As minutes passed by and the sun seemed to be taking its sweet time setting, I walked farther from where I left Yen, still taking pictures of the sea and the sun...

... and of whatever caught my interest, like these empty sea urchin shells.

These shots are taken when I reached the far right end of the beach.

After taking the above photos and knowing I was on the far right end of Paliton Beach, I took this photo of its beachfront to document how far I'd come from my starting point.

I then walked back to where Yen was and together, we watched the sunrise, alternating between chatting and taking photos.

And as I watched the sun gradually sink, I couldn't help but feel mesmerized by the beauty of Paliton Beach's sunset, the photos of which I will show in my next post.

20 February, 2012

Siquijor Church's Bell Tower

This is Siquijor's Bell Tower.  As mentioned in my previous post, contrary to its brochures portraying the bell tower to be beside the St. Francis de Assisi Church, this is actually at least a good 20 meters from the said church.

We asked Noel if we could go inside but when he checked, the main entrance was locked.  Too bad as I would have liked to check the view of Siquijor from there.

19 February, 2012

"Welcome to Siquijor"

Right in front of Siquijor's St. Francis de Assisi Church is a "Welcome to Siquijor" signage with a pool and a maiden's statue.  Sadly, the pool was empty during our visit there.

Siquijor's St. Francis de Assisi Church

St. Francis de Assisi Church and Bell Tower was our next stop after our tour of Guiwanon Spring Park Resort.  This church was built in 1783 by Secular priests.  Unfortunately, it was closed when we were there.  

Seeing the church, I couldn't help but notice that contrary to what is usually seen in most Siquijor brochures, the church and the bell tower are not beside each other as the latter is at least a good 20 meters from the former.  I thus decided to make separate entries in my blog for both.

Guiwanon Spring Park Resort

After having coffee at Larena Triad, we proceeded to Guiwanon Spring Park Resort.  At the entrance, we paid Php20.00 before being led to its wooden bridge.

I was actually wondering why it was called a resort but when we reached the tree houses built on mangroves, I realized that indeed, the place offers accommodation options (and cheap ones at that since an overnight stay here is pegged at only Php200.00!)  

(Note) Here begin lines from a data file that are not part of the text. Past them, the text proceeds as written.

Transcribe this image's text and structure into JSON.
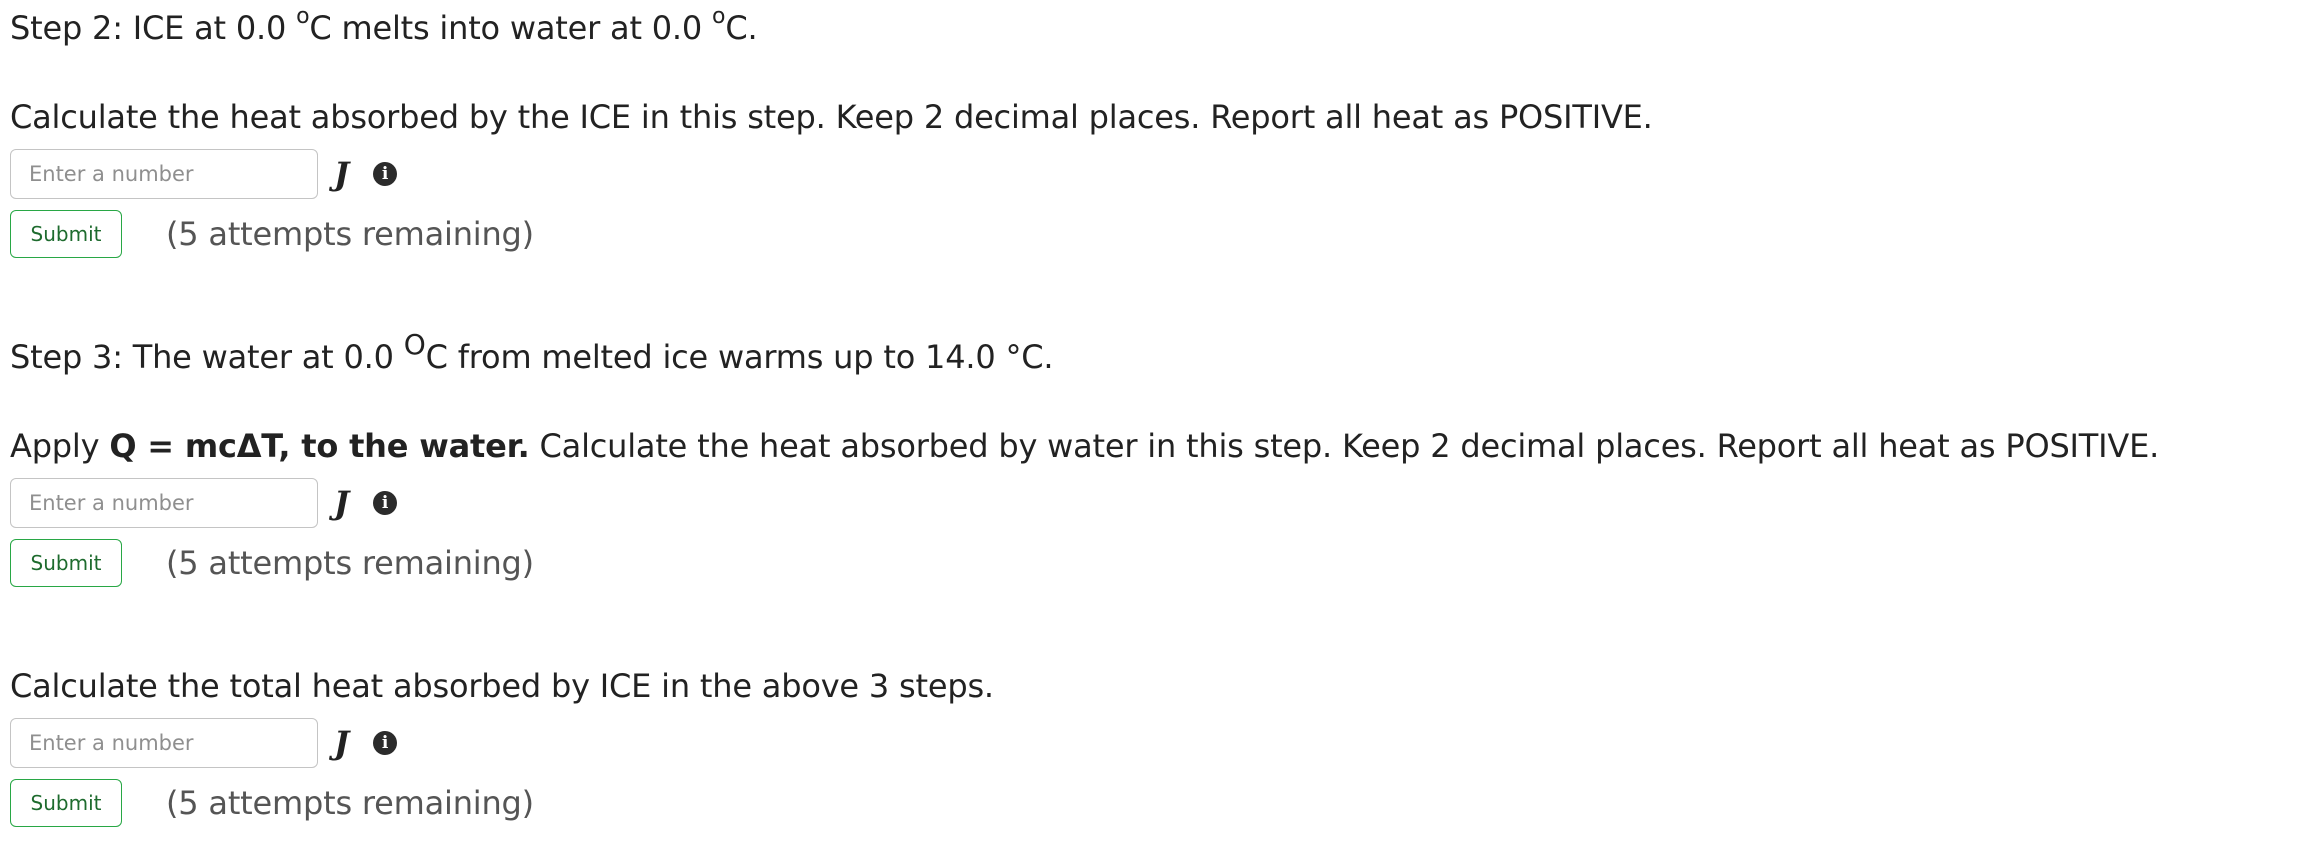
{
  "step2": {
    "title_prefix": "Step 2: ICE at 0.0 ",
    "title_deg1": "o",
    "title_mid": "C melts into water at 0.0 ",
    "title_deg2": "o",
    "title_suffix": "C.",
    "instruction": "Calculate the heat absorbed by the ICE in this step.  Keep 2 decimal places. Report all heat as POSITIVE.",
    "input_placeholder": "Enter a number",
    "unit": "J",
    "info_icon": "i",
    "submit_label": "Submit",
    "attempts": "(5 attempts remaining)"
  },
  "step3": {
    "title_prefix": "Step 3: The water at 0.0 ",
    "title_deg": "O",
    "title_suffix": "C from melted ice warms up to 14.0 °C.",
    "instruction_prefix": "Apply  ",
    "instruction_bold": "Q = mcΔT, to the water.",
    "instruction_suffix": " Calculate the heat absorbed by water in this step.  Keep 2 decimal places. Report all heat as POSITIVE.",
    "input_placeholder": "Enter a number",
    "unit": "J",
    "info_icon": "i",
    "submit_label": "Submit",
    "attempts": "(5 attempts remaining)"
  },
  "total": {
    "instruction": "Calculate the total heat absorbed by ICE in the above 3 steps.",
    "input_placeholder": "Enter a number",
    "unit": "J",
    "info_icon": "i",
    "submit_label": "Submit",
    "attempts": "(5 attempts remaining)"
  }
}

I also wondered why it was called a spring park and so Noel pointed this spring to us.

Walking farther from the entrance, I was greeted by this serene view at the point where the freshwater and saltwater met.  

For me, the best part about visiting Guiwanon was seeing its restaurant that was  built on stilts.

I had fun taking these shots when we reached the restaurant.